> [DATASET EXTRACT]
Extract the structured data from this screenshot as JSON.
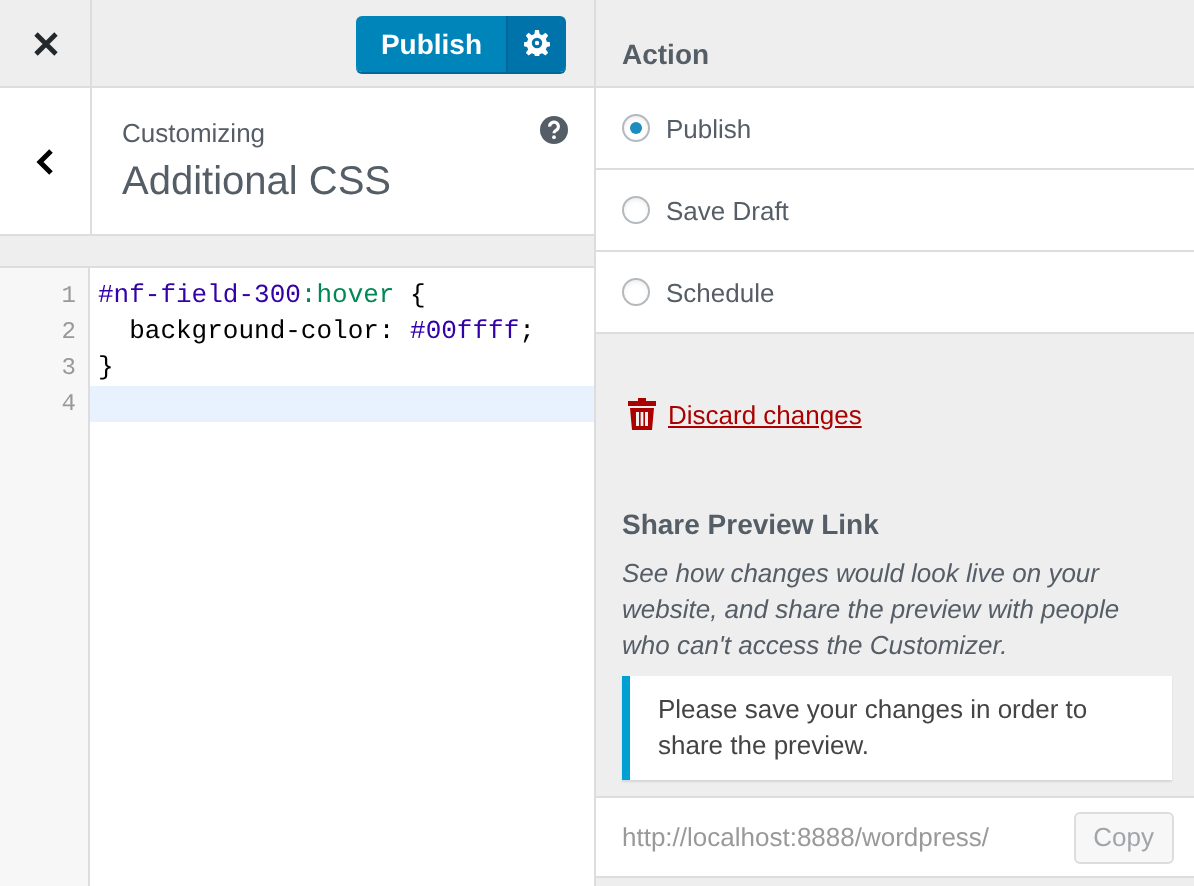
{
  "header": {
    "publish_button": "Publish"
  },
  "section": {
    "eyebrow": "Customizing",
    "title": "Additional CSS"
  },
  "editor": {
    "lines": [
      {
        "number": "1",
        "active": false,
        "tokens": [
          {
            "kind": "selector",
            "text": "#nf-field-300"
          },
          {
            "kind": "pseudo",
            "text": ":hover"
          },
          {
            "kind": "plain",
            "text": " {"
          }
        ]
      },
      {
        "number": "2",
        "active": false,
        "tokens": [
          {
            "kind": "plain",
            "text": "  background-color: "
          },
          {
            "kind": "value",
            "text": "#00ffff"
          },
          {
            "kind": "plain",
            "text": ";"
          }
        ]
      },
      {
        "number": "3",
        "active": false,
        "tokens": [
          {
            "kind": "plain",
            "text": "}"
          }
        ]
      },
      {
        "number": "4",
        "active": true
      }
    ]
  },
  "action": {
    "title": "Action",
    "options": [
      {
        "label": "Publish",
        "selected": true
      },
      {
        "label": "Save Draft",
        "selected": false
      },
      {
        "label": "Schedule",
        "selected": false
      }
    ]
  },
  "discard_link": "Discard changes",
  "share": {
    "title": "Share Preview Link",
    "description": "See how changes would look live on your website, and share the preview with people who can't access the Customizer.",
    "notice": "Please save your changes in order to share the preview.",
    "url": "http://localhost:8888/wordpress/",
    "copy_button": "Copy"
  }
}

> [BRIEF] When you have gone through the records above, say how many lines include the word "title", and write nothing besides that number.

> [EXERCISE OUTPUT] 3